    for (i = 0; i < logImage->numElements; i++) {
        /* descriptor_Depth and descriptor_Composite are not supported */
        if (logImage->element[i].descriptor != descriptor_Depth && logImage->element[i].descriptor != descriptor_Composite) {
            /* Load data */
            if (logImageElementGetData(logImage, logImage->element[i], elementData[i]) != 0) {  // [11] \
                if (verbose) printf("DPX/Cineon: Cannot read elementData[%d]\n.", i);
                for (j = 0; j < i; j++)
                    if (elementData[j] != NULL)
                return 1;
static int logImageElementGetData(LogImageFile *logImage, LogImageElement logElement, float *data)
    switch (logElement.bitsPerSample) {
        case 1:
            return logImageElementGetData1(logImage, logElement, data);                         // [12]


Finally the application will enter a loop which will decode the data from the file into the undersized buffer that was allocated. At [13], this buffer will be written to which will trigger the heap-based buffer overflow.
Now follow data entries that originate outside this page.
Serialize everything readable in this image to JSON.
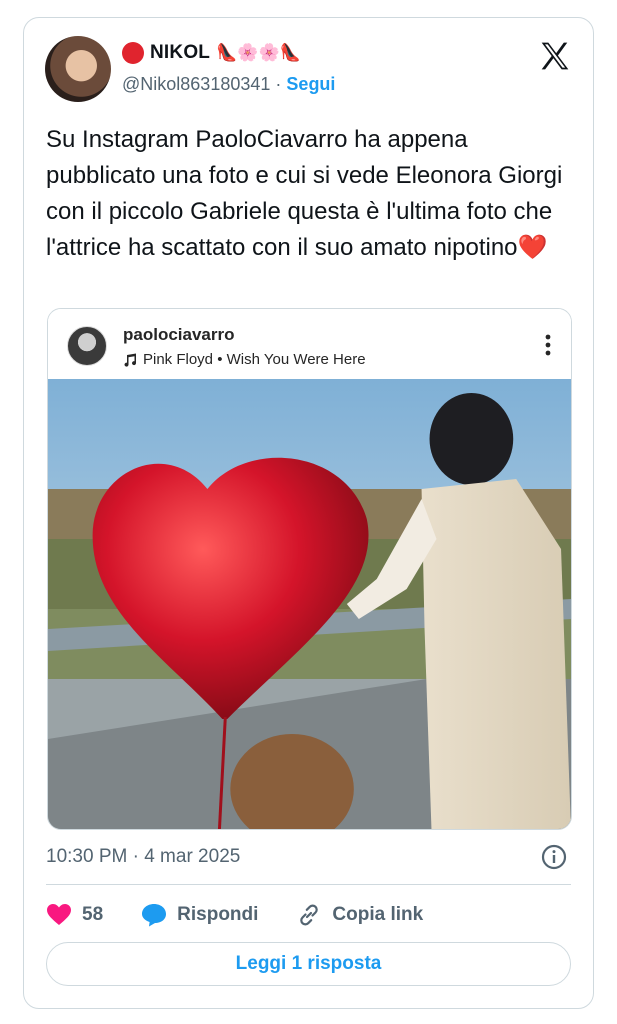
{
  "author": {
    "display_name": "NIKOL",
    "name_emoji": "👠🌸🌸👠",
    "handle": "@Nikol863180341",
    "separator": "·",
    "follow_label": "Segui"
  },
  "tweet": {
    "text": "Su Instagram PaoloCiavarro ha appena pubblicato una foto e cui si vede Eleonora Giorgi con il piccolo Gabriele questa è l'ultima foto che l'attrice ha scattato con il suo amato nipotino",
    "emoji": "❤️",
    "timestamp": "10:30 PM · 4 mar 2025"
  },
  "embed": {
    "username": "paolociavarro",
    "music": "Pink Floyd • Wish You Were Here"
  },
  "actions": {
    "like_count": "58",
    "reply_label": "Rispondi",
    "copy_label": "Copia link"
  },
  "read_replies_label": "Leggi 1 risposta",
  "colors": {
    "accent": "#1d9bf0",
    "like": "#f91880",
    "text": "#0f1419",
    "muted": "#536471",
    "border": "#cfd9de"
  },
  "icons": [
    "x-logo-icon",
    "more-icon",
    "music-note-icon",
    "info-icon",
    "heart-icon",
    "reply-icon",
    "link-icon"
  ]
}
This can allow for code execution under the context of the application.

static int logImageElementGetData1(LogImageFile *logImage, LogImageElement logElement, float *data)
    /* read 1 bit data padded to 32 bits */
    for (y = 0; y < logImage->height; y++) {
        for (x = 0; x < logImage->width * logElement.depth; x += 32) {
            pixel = swap_uint(pixel, logImage->isMSB);
            for (offset = 0; offset < 32 && x + offset < logImage->width; offset++)
                data[y * logImage->width * logElement.depth + x + offset] = (float)((pixel >> offset) & 0x01);  // [13]
    return 0;

Crash Information
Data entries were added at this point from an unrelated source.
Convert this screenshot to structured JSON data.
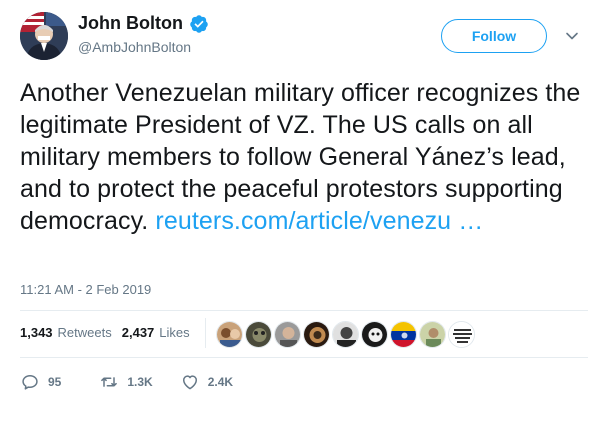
{
  "author": {
    "display_name": "John Bolton",
    "handle": "@AmbJohnBolton",
    "verified": true
  },
  "header": {
    "follow_label": "Follow"
  },
  "tweet": {
    "text": "Another Venezuelan military officer recognizes the legitimate President of VZ. The US calls on all military members to follow General Yánez’s lead, and to protect the peaceful protestors supporting democracy.",
    "link_text": "reuters.com/article/venezu …",
    "timestamp": "11:21 AM - 2 Feb 2019"
  },
  "stats": {
    "retweets_count": "1,343",
    "retweets_label": "Retweets",
    "likes_count": "2,437",
    "likes_label": "Likes",
    "liker_avatar_count": 9
  },
  "actions": {
    "reply_count": "95",
    "retweet_count": "1.3K",
    "like_count": "2.4K"
  },
  "colors": {
    "accent": "#1da1f2",
    "muted": "#657786",
    "text": "#14171a"
  }
}
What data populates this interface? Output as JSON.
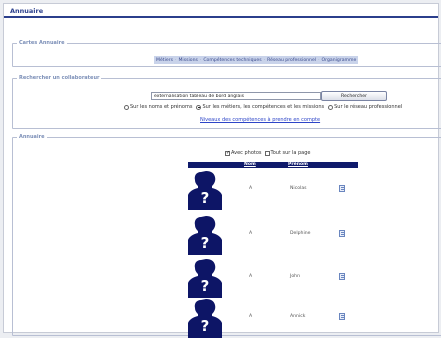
{
  "title": "Annuaire",
  "cartes": {
    "legend": "Cartes Annuaire",
    "tabs": [
      "Métiers",
      "Missions",
      "Compétences techniques",
      "Réseau professionnel",
      "Organigramme"
    ]
  },
  "search": {
    "legend": "Rechercher un collaborateur",
    "query": "externalisation tableau de bord anglais",
    "button": "Rechercher",
    "radios": [
      {
        "label": "Sur les noms et prénoms",
        "checked": false
      },
      {
        "label": "Sur les métiers, les compétences et les missions",
        "checked": true
      },
      {
        "label": "Sur le réseau professionnel",
        "checked": false
      }
    ],
    "link": "Niveaux des compétences à prendre en compte"
  },
  "annuaire": {
    "legend": "Annuaire",
    "with_photos": {
      "label": "Avec photos",
      "checked": true
    },
    "all_on_page": {
      "label": "Tout sur la page",
      "checked": false
    },
    "headers": {
      "nom": "Nom",
      "prenom": "Prénom"
    },
    "rows": [
      {
        "nom": "A",
        "prenom": "Nicolas"
      },
      {
        "nom": "A",
        "prenom": "Delphine"
      },
      {
        "nom": "A",
        "prenom": "John"
      },
      {
        "nom": "A",
        "prenom": "Annick"
      }
    ]
  },
  "colors": {
    "header_bar": "#0f1a6b",
    "avatar": "#0d1566",
    "accent": "#2b3f8c"
  },
  "icons": {
    "avatar": "person-placeholder-icon",
    "row_action": "document-icon"
  }
}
(242c.2b40): Access violation - code c0000005 (first chance)
First chance exceptions are reported before any exception handling.
This exception may be expected and handled.
eax=00000000 ebx=00000000 ecx=1419affc edx=00000000 esi=00000000 edi=148d6e6c
eip=016f0aa7 esp=00abec0c ebp=00abec24 iopl=0         nv up ei pl zr na pe nc
cs=0023  ss=002b  ds=002b  es=002b  fs=0053  gs=002b             efl=00010246
016f0aa7 f30f11448104    movss   dword ptr [ecx+eax*4+4],xmm0 ds:002b:1419b000=????????

0:000> !heap -p -a @ecx
address 1419affc found in
_DPH_HEAP_ROOT @ c11000
in busy allocation (  DPH_HEAP_BLOCK:         UserAddr         UserSize -         VirtAddr         VirtSize)
                            14222750:         1419aff8                4 - 

Exploit Proof-of-Concept

Included with this advisory is a generator for the vulnerability. This proof-of-concept requires python and takes a single-argument which is the filename to write the .cin file to.

$ python poc.py $FILENAME.cin

To trigger the vulnerability, one can simply add it as an asset or they can pass it as an argument to the blender executable.

$ /path/to/blender.exe -a $FILENAME.cin


In order to mitigate this vulnerability, it is recommended to not use untrusted image files as an asset when using the sequencer.


2017-09-06 - Vendor Disclosure
2018-01-11 - Public Release


Discovered by a member of Cisco Talos.